OVerall, the food was excellent, but lacked that extra little wow factor on some dishes that would make this a perfect dining experience. However, it is still right up there in regards to dining locations in Melbourne.

Overall Rating: 18/20, Excellent food and service. The Terroir is a must try.

Scores: 1-9: Unacceptable, don't bother. 10-11: Just OK,some shortcomings. 12: Fair. 13: Getting there. 14: Recommended. 15: Good. 16: Really good. 17: Truly excellent. 18: An outstanding experience. 19-20:Approaching perfection, Victoria's best.

Attica on Urbanspoon

Aya Japanese Restaurant

1193 High Street
Armadale 3143 Victoria
Ph: (03)9822 9571

I love Japanese food, so am constantly on the search for good Japanese restaurants. A flick through the Entertainment Book came up with Aya Japanese Restaurant.

Aya is located inconspicuously on High Street in Armadale. Upon entering the restaurant, it feels slightly and disjointed. The high booth seating creates physical and mental barriers between diners. It's good if you like some privacy, bad since it detracts from the ambience of the restaurant.

We are seated in the very corner area just inside the glass shop front. It's was a cramped spot, but the restaurant is small and I didn't mind that. The little touches of art made it all a very nice space. The only annoying part was a small water fountain that buzzed the whole night due to the pump.

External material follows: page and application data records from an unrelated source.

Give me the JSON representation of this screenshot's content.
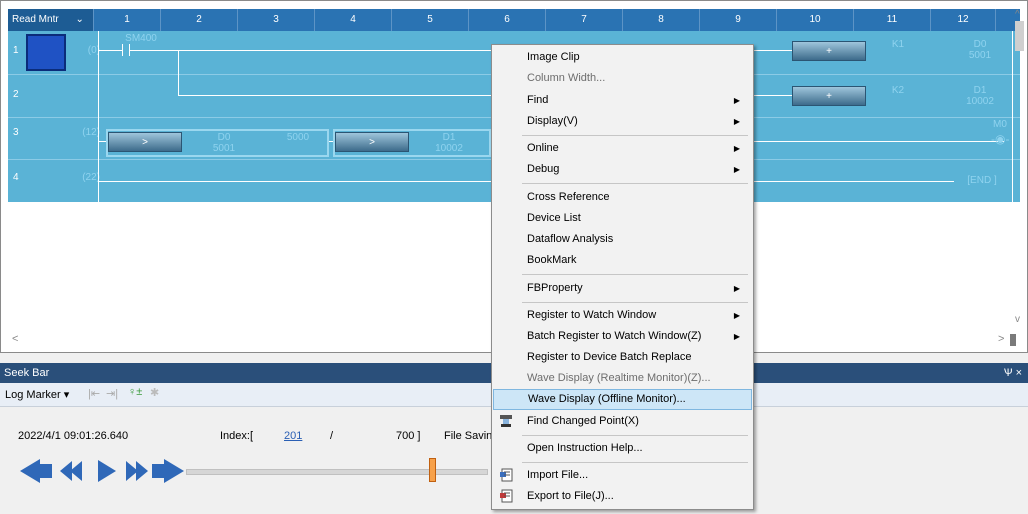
{
  "ladder": {
    "header_first": "Read Mntr",
    "columns": [
      "1",
      "2",
      "3",
      "4",
      "5",
      "6",
      "7",
      "8",
      "9",
      "10",
      "11",
      "12"
    ],
    "rows": [
      {
        "num": "1",
        "step": "(0)"
      },
      {
        "num": "2",
        "step": ""
      },
      {
        "num": "3",
        "step": "(12)"
      },
      {
        "num": "4",
        "step": "(22)"
      }
    ],
    "contact_sm400": "SM400",
    "inst_plus_1": "+",
    "inst_plus_2": "+",
    "k1": "K1",
    "k2": "K2",
    "d0_name": "D0",
    "d0_val": "5001",
    "d1_name": "D1",
    "d1_val": "10002",
    "cmp1_op": ">",
    "cmp1_dev": "D0",
    "cmp1_val": "5001",
    "cmp1_const": "5000",
    "cmp2_op": ">",
    "cmp2_dev": "D1",
    "cmp2_val": "10002",
    "coil_m0": "M0",
    "end": "END"
  },
  "seek_bar": {
    "title": "Seek Bar",
    "pin": "Ѱ ×",
    "log_marker": "Log Marker",
    "timestamp": "2022/4/1 09:01:26.640",
    "index_label": "Index:[",
    "index_value": "201",
    "slash": "/",
    "index_total": "700 ]",
    "file_saving": "File Savin",
    "slider_position_pct": 81
  },
  "context_menu": {
    "items": [
      {
        "label": "Image Clip",
        "disabled": false
      },
      {
        "label": "Column Width...",
        "disabled": true
      },
      {
        "label": "Find",
        "disabled": false,
        "submenu": true
      },
      {
        "label": "Display(V)",
        "disabled": false,
        "submenu": true
      },
      {
        "label": "Online",
        "disabled": false,
        "submenu": true
      },
      {
        "label": "Debug",
        "disabled": false,
        "submenu": true
      },
      {
        "label": "Cross Reference",
        "disabled": false
      },
      {
        "label": "Device List",
        "disabled": false
      },
      {
        "label": "Dataflow Analysis",
        "disabled": false
      },
      {
        "label": "BookMark",
        "disabled": false
      },
      {
        "label": "FBProperty",
        "disabled": false,
        "submenu": true
      },
      {
        "label": "Register to Watch Window",
        "disabled": false,
        "submenu": true
      },
      {
        "label": "Batch Register to Watch Window(Z)",
        "disabled": false,
        "submenu": true
      },
      {
        "label": "Register to Device Batch Replace",
        "disabled": false
      },
      {
        "label": "Wave Display (Realtime Monitor)(Z)...",
        "disabled": true
      },
      {
        "label": "Wave Display (Offline Monitor)...",
        "disabled": false,
        "highlighted": true
      },
      {
        "label": "Find Changed Point(X)",
        "disabled": false
      },
      {
        "label": "Open Instruction Help...",
        "disabled": false
      },
      {
        "label": "Import File...",
        "disabled": false
      },
      {
        "label": "Export to File(J)...",
        "disabled": false
      }
    ]
  }
}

For entrees, we decide on Agedashi Tofu, Tofu Salad, Gyu Tataki and Nasu Dengaku. The Agedashi Tofu was very good, with the tofu crisp and with a good sweet soy sauce. The Tofu Salad was not bad too, with the vegetables providing nice crunch. But regular readers know tofu isn't my thing, so I was looking forward to the Gyu Tataki. Besides sashimi, tataki is my next favourite thing at Japanese restaurants. This tataki was presented really beautifully, but strangely, it wasn't very good. With tataki, obviously the beef is key, and this was nice beef, but the sauce plays a really big part too. This sauce was just sour, and didn't have any hints of savoury and sweet. Finally, the Nasu Dengaku, looked a bit, ummmm, interesting. The roasted pieces of eggplants were actually quite tough and held together really stubbornly by the miso paste. It wasn't particularly to my liking as I would have preferred it to be softer.

The Sushi and Sashimi platters were really excellent. There was a large variety of fish, all very fresh. I would definitely come back just for the sushi and sashimi.

The mains were Tempura, Eye Fillet Beef and Teriyaki Chicken. Surpringsly, the Tempura prawns and vegetables were very good. The coating was nice and light and kept the flavours fresh. The eye fillet beef was tender with a good sauce. Finally, the teriyaki chicken was surprisingly good too. The chicken was grilled to give a nice flamed tasted, and the teriyaki sauce not overly sickeningly sweet.

The desserts consisted of a Plum Wine Jelly (not shown), Sticky Date Pudding and Blueberry Cheesecake. The plum wine jelly tasted exactly as you would think. The sticky date pudding (traditional Japanese?) was good but a tad too sweet. The blueberry cheesecake though, was insanely divine and had me going back for more and more.

Service was serviceable. All requests were fulfilled, but at times they were almost too polite and made us nervous.

Overall, I was quite impressed with the food. I was suprised at how good most things were. There was nothing innovative, but the regular Japanese dishes were done well. In terms of price, the food is not excessively expensive either. I think this will be another Japanese restaurant that I will frequent often.

Overall Rating: 15/20, The sushi and sashimi is very good.

Scores: 1-9: Unacceptable, don't bother. 10-11: Just OK,some shortcomings. 12: Fair. 13: Getting there. 14: Recommended. 15: Good. 16: Really good. 17: Truly excellent. 18: An outstanding experience. 19-20:Approaching perfection, Victoria's best.

Aya on Urbanspoon